Murals of Threatened and Endangered Species for Bozeman
One of the great images that we see every day on our way to work at the Craighead Institute office (201 South Wallace) is the railroad mural on the side of Heeb’s grocery store on East Main in Bozeman. Every day it reminds us of Bozeman’s rich history and how Bozeman has changed. Murals like this and a few others in town bring history, education and Montana’s natural beauty to life.
Imagine now having a grizzly bear or whooping crane or Bull trout or Spalding’s campion mural grace the walls, garage doors or sheds in and around Bozeman. Envision these murals on the sides of buildings like the Greater Yellowstone Coalition, McPhie’s cabinetry or The Rivers Edge fly fishing store. With these murals Bozeman could expand on its already progressive view of art and its importance to the community.

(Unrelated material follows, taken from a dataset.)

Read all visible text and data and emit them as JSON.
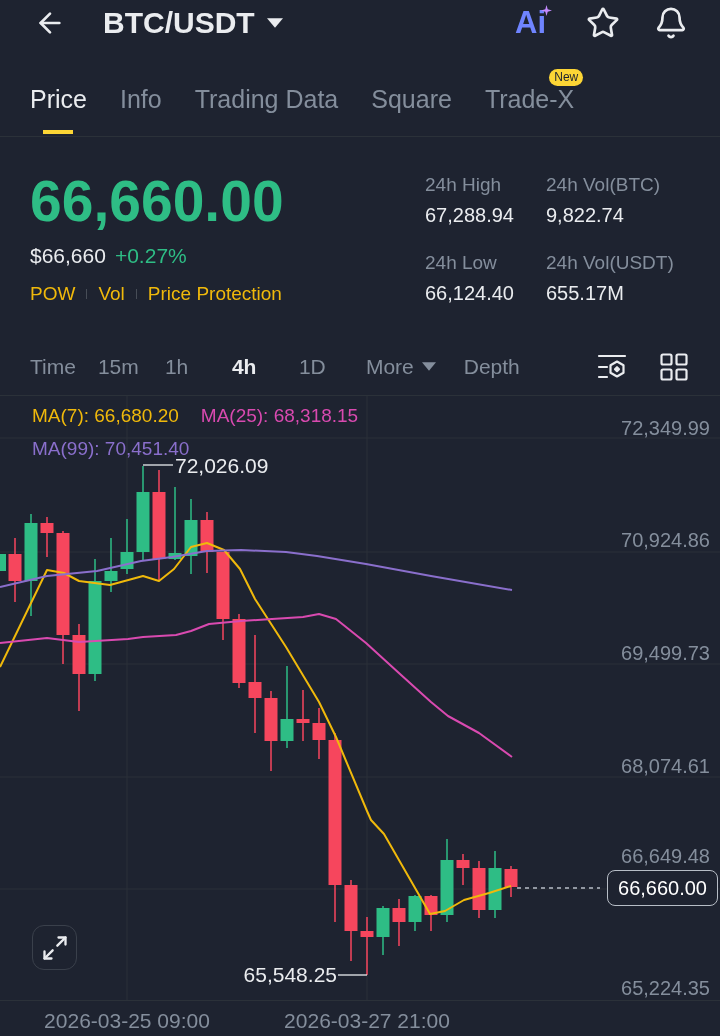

These species may not appear to have much in common but they share with eight other species the dubious distinction of being Montana’s threatened and endangered species. The Endangered Species Act (ESA) was established in 1973 and is the strongest law that we have to defend species from going extinct. These species represent the US Fish and Wildlife Service’s efforts to protect these species and their habitats for future generations. If implemented these 12 murals would highlight the plight of Montana’s threatened and endangered species, educate the public about the importance of these species, protecting habitat and highlight the talents of regional artists.
The Audubon Mural project in New York is the inspiration for the Montana threatened and endangered species mural project. The National Audubon Society and Avi Gitler of the Gitler & ___ Gallery are in the process of painting 314 murals throughout the city to highlight the plight of bird species that are threatened by climate change. Currently they have finished 77 murals that grace sides of buildings, garage doors and private homes throughout the city. http://www.audubon.org/amp
This will be a great project for Bozeman to participate in to bring art, community involvement and nonprofits together and spread the word about the importance of our threatened and endangered species. All artists and large donors would be acknowledged on the art as well as a website to find more information. We would like to thank all of our donors for this project including the Sweet Pea Festival, the Valley of the Flowers Chapter of the Montana Native Plant Society and private donors.